Mathis said there were no unusual situations involving the fire department. He said if there had been most fire vehicles could have gotten through flooded areas.

There were concerns in Elkins. Briefly parts of it were cut off but Mathis said trucks most likely could have gotten through.

Mathis, who then was second-in-command, wasn’t in Huntsville when Harvey hit. He had been deployed with Texas Task Force One to Galveston. When Harvey moved into Houston he was sent there and spent two weeks involved in rescue efforts.

Huntsville also was involved in deployments to Houston, as a staging area. The main fire station and airport, which suffered no damage, were used as massing points for vehicles, crews and other resources needed in Houston.

Lunsford said Harvey was not a big learning experience in terms of what to do next time. That happened a few years ago, he said.

“Katrina and Ike were our learning experiences,” Lunsford said. And, what the department learned worked.

Kulhavy said on the city side, in terms of change, there aren’t major ones coming in Harvey”s wake. . For the most part Harvey showed the value of things the city already was doing, primarily in drainage.

“As far as drainage goes we follow some pretty stringent requirements for new commercial building and subdivisions to where they have to return it to conditions no worse than before they built,” Kulhavy said.

Kulhavy said the only part of the city system that got overwhelmed as the sewer network. The massive influx of storm water did cause some seepage. But beyond that, city services functioned. A few years ago, after Hurricane Ike, the city invested in large generators at key facilities to keep them powered. That included water pumping sites.

All in all, Harvey tested the city but overall pre-planning worked. And, help may be on the way for at least three flood-prone areas.

Part 4 – Elkins Lake

Rich Heiland, former publisher of the Huntsville Item and owner of Free Press publications, LLC, a reporting/writing firm working with media, has been a reporter, editor and publisher at several daily papers. He was part of a Pulitzer Prize winning team. He taught journalism at Western Illinois University. He can be reached freepresstx@gmail.com or 936-293-0293.

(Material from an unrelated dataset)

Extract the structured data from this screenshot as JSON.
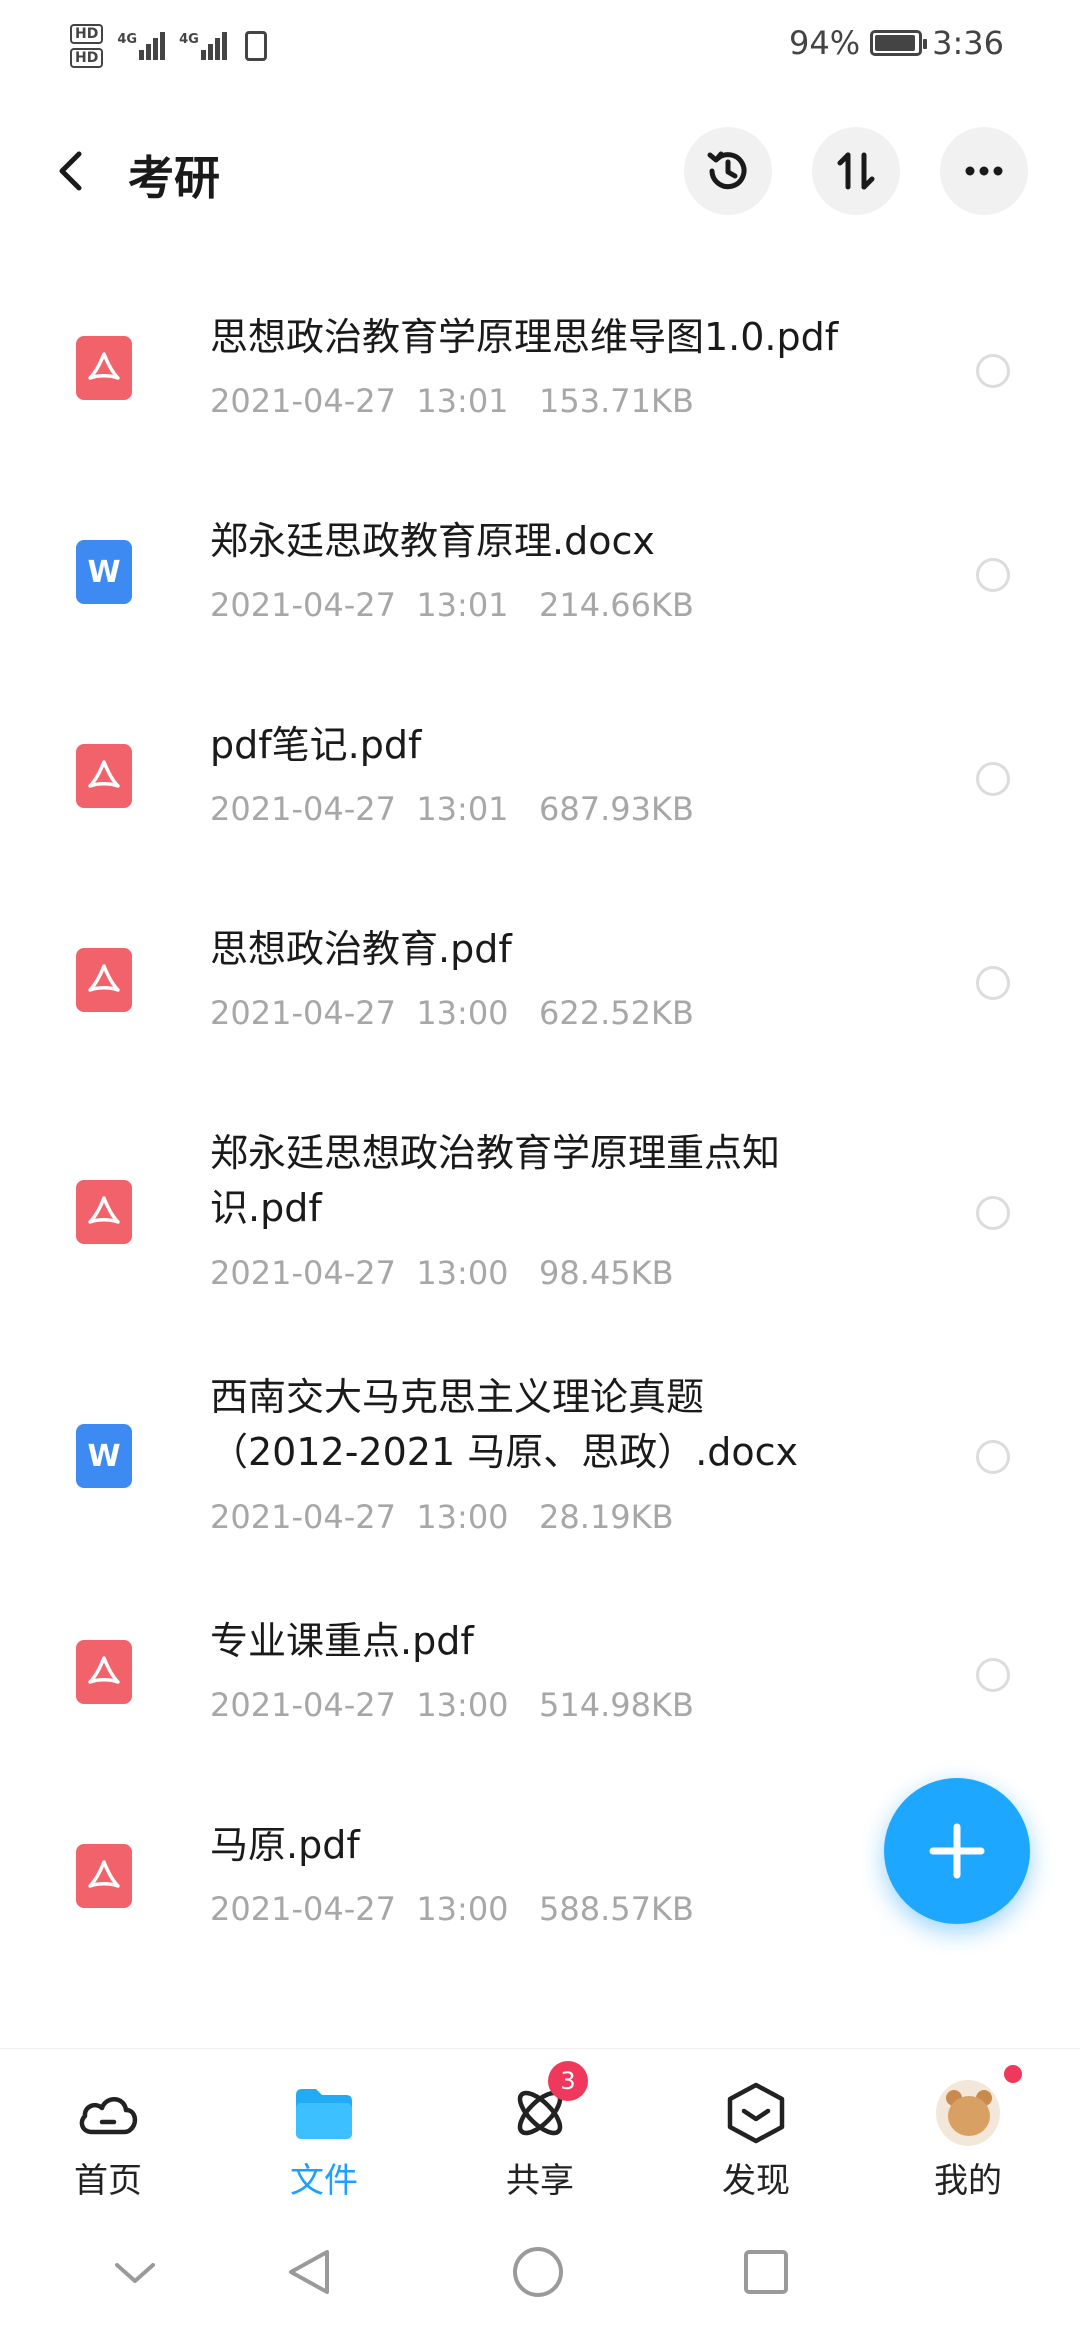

About Rich Heiland

Rich Heiland, former publisher of the Huntsville Item and owner of Free Press publications, LLC, a reporting/writing firm working with media, has been a reporter, editor and publisher at several daily papers. He was part of a Pulitzer Prize winning team. He taught journalism at Western Illinois University. He can be reached at freepresstx@gmail.com or 936-293-0293.

Leave a Reply

%d bloggers like this: